That gap between like and love I mentioned before, it's so friggin unfair. It would be so much simpler if we just scored everything with 0-5 stars, like they do on Goodreads and Amazon (hint - I never give a 5). Sure, I could bend my principles and simply say that I loved it, because the truth is it was closer to that than like, but I felt I needed to hold that author to the same standards that I hold every other published novelist to. To do anything else would be a disservice to them, to me, to all of us.
The bottom line is that I felt Kadiva for the manuscript. Falling short of love shouldn't be considered a bad thing, and the perception that it is needs to be eliminated.
Just ask my wife. :)
I’m sorry…I can’t help it…farts make me laugh! Loud ones, squeaky ones, wet ones, silent ones, and especially the military-grade ones. Whether they are created naturally by someone who is gastronomically challenged, or artificially by whoopee cushions, it makes no difference to me. I understand there are LOTS of people who don’t go in for this type of crude humor (my wife for example), but I am not one of them. I seriously cannot recall a time when I heard one and it didn’t…at the very minimum…bring a smile to my face. I’m positive I can’t be alone in this. Most of us have more than a few things …maybe not farts… but something that elicits that kind of emotional reflex within us.
As writers, one of the things we strive for is originality. Monday I talked about telling stories in a way that’s never been tried before. How else can we hope to set ourselves apart and draw attention to our work…right? Well, today I’m here to flip the coin. There is another way to commercial success in publication and on the surface it might appear to be 180 degrees in the other direction. Want to publish the next best seller…fill it full of farts!

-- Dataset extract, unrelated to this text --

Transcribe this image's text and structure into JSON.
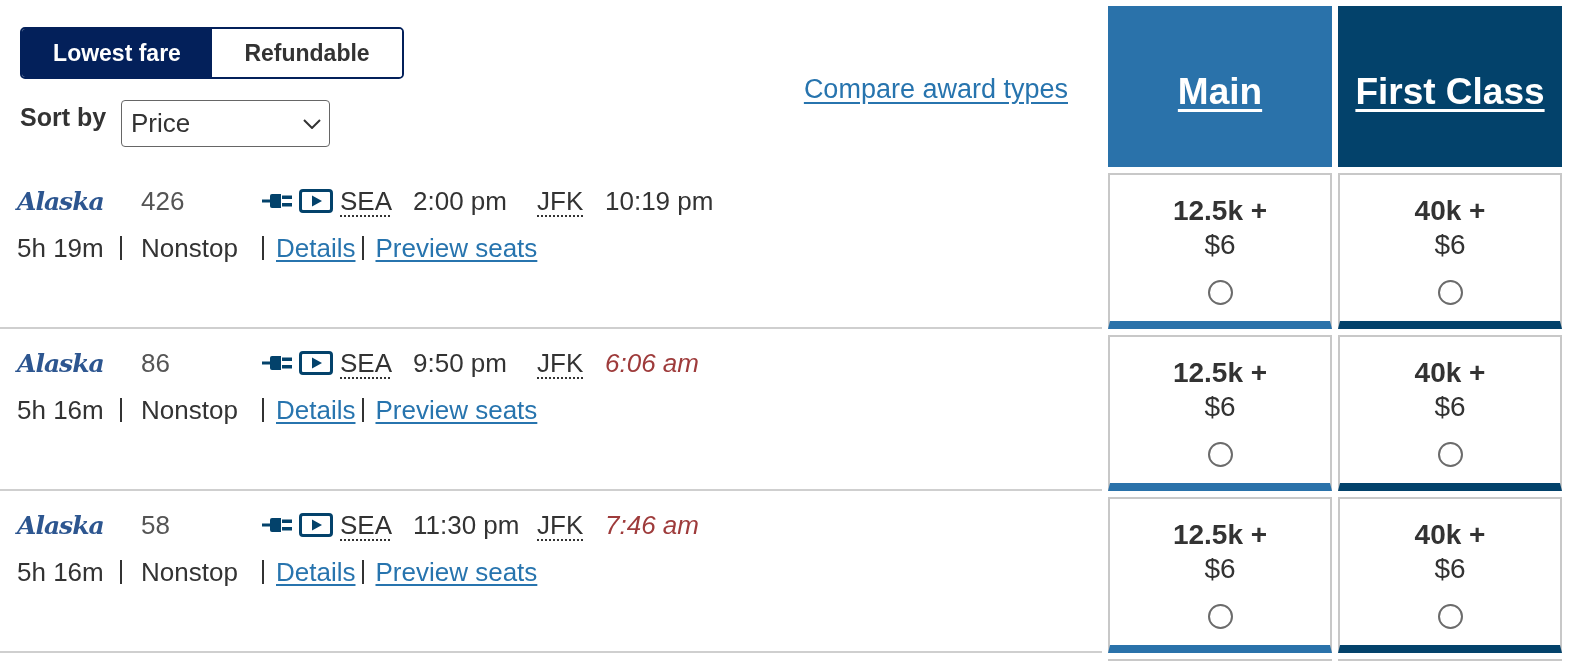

What I’m trying to say with my lopsided metaphor is there are elements of the human condition that tend to trigger emotional reflexes (just like farts make me laugh), and most good books make liberal use of them. Who doesn’t enjoy rooting for the underdog, or the hero up against insurmountable odds? What about wanting to see the unlikely couple find true love? These (and many more) are universal themes, scenarios, and situations that are used over and over and over and over again…successfully…because they strike a chord in us. Does striving for originality mean we have to abandon these time-honored principles? Not necessarily.
The challenge for us is to find a way to incorporate those reflex-inducing fundamentals into our stories in such a way as they don’t come off feeling stale or tired, thus sabotaging our quest for some measure of originality. This is not an easy task…but that is why we do what we do.
Give me a futuristic sci-fi novel with an android that farts, and I’m sold! :)